§ **Your task**
For the entries below, state how many lines include the string "label", and write nothing besides that number.

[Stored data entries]
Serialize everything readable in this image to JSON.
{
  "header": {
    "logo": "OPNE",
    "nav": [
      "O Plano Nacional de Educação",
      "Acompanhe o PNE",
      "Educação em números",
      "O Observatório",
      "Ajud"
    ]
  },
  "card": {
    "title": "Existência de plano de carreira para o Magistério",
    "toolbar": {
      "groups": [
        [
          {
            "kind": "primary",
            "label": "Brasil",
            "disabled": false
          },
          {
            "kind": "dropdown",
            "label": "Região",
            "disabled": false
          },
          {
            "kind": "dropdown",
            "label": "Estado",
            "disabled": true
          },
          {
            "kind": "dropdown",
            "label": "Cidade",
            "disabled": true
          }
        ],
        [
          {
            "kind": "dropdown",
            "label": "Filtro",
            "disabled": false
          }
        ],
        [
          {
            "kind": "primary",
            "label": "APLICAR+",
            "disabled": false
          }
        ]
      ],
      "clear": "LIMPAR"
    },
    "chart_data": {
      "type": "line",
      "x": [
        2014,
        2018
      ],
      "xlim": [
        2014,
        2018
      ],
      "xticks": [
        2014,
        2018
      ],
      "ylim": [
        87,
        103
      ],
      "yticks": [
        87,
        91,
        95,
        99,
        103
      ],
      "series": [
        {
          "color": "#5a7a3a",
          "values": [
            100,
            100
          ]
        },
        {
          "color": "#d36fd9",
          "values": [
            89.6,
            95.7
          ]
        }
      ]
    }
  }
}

§ **Finished exercise**
6